“Mess Around,” from a purely practical outset, is so prepared to be a frequent flyer on satellite/internet radio rotation it almost hurts. The song clocks in at a perfectly timed 2:54 and has a short, sweet and to-the-point lyrical hook that manages to settle in very snugly alongside the hooks that set Melophobia’s live show sing-a-along spark ablaze with singles like “Come a little Closer” (“Come a little closer, then you’ll see / Come on come on come on / Things aren’t always what they seem to be“) and “Spiderhead” (“Spiders in my head spiders in my mind / You may take my eyes but baby I’m not blind”).
“No, she don’t mess around.
No, she don’t mess around.”
Melodically, “Mess Around” itself isn’t too messy but, it does play around with major progressions, minor tonality and the occasional chromatic slide. Take those compositional decisions and combine them with the plucky bass tone, vibrato infused guitars and group vocals echoing “Oh no!” in alteration with Matt Shultz repeatedly wailing “ahhs” on a major 6th interval between chorus and verse, and this song dons a heavy layer of surf-style songwriting on top of Cage’s expected color of alternative rock.
While surf and psychedelic tendencies are not completely new territory for Cage, it’s not quite so typical for this particular shade of rock to stand so prominently in the forefront for such a significant portion of a track. Briefer but no-less-noticeable arrangement choices – like the unison/harmonized vocals in the pre-choruses – further push “Mess Around” into surf, and even pop-like territory, projecting a quality that momentarily reflects flickers of the Beach Boys, the Monkees or yes, the Beatles.
A little past the two-minute mark, the instrumental bridge steers the song back into more of a modernized slice of garage rock, thanks in great part, to the change in tone on the lead guitar. Transitioning to a more crisp, metallic tone and running with a more evenly controlled reverb – even with continued sliding between notes and bluesy fluidity – the latter third of “Mess Around” dials back a bit of the surf rock looseness. Then, by the final 30 seconds, when the rhythm guitar temporarily drops out and it’s just a steady solo lead (played by producer Dan Auerbach) dancing with rapidly jangling tambourine and hi-hat, before all jumping back to dash to the end, “Mess Around” wraps with what feels more like the lower-fi but tightly played, indie rock of Cage long past.
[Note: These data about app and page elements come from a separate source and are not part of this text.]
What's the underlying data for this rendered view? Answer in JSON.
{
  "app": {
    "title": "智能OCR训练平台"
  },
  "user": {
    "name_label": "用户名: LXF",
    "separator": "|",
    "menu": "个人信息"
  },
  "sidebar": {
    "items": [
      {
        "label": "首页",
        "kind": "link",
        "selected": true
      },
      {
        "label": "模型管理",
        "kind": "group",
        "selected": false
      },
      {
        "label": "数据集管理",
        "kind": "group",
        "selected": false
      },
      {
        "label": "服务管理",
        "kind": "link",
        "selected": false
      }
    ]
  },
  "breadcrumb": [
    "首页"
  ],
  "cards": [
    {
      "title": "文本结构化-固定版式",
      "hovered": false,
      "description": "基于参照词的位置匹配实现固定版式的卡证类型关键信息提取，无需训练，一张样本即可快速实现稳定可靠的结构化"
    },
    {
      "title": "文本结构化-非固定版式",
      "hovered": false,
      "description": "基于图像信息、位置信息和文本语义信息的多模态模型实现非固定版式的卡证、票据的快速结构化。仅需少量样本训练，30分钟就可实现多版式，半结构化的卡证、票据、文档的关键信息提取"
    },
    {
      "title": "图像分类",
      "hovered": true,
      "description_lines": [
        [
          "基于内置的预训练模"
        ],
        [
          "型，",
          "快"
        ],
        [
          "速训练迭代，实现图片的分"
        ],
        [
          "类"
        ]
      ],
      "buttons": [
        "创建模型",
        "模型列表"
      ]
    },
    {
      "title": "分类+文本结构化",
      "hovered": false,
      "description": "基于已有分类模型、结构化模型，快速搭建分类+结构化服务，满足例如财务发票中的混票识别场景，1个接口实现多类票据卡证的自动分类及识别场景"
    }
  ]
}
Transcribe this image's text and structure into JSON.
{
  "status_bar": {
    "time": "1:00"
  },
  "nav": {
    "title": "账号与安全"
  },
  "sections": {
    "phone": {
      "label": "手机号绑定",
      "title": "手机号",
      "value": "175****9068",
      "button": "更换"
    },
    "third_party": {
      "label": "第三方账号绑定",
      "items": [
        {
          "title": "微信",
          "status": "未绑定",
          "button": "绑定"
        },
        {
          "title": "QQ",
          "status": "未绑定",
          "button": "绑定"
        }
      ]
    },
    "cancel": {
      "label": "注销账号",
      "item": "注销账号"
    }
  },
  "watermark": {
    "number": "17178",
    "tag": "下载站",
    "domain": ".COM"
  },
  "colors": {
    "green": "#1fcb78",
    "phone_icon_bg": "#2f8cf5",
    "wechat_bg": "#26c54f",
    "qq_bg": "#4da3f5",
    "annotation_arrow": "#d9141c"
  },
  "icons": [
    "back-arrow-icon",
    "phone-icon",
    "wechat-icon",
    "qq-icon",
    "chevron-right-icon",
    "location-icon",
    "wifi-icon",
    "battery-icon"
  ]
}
Finishing with a touch of nostalgically rooted sound is nice. However, to do anything other than circle back to the beginning, wherein the radio readiness of this song was laid out in plain lyrical and numerical fashion, would translate to an utter display of denial. Upon first play, the song is new, it re-positions some elements and prioritizes some styling choices in refreshing ways that make it easy to fall in line with. The flip side of that latter quality though, is what might very well be “Mess Around’s” Achilles heel. Getting to really know this song takes more than one listen. During the tenth round, which is will be close to the hundredth time one will have heard Matt Shultz belt a downward major 6th, the song being light on lyrics is likely to be just one in a group of ways this catchy track could start to eat away at one’s eardrum for hours after the fact.
In this way, the questions become:
- How long until the public receives a second single to supplement the lead?
- Will the repetitious traits of “Mess Around” set fans on the path to “return overload” and start burning down the wick to “Tell Me I’m Pretty,” at a premature rate?
Time will tell on the way to 18 December 2015.
Pre-orders for “Tell Me I’m Pretty” are available now through PledgeMusic and “Mess Around” will be available tomorrow, 30 October 2015.
Keep up with Cage the Elephant through their official website and these social media outlets: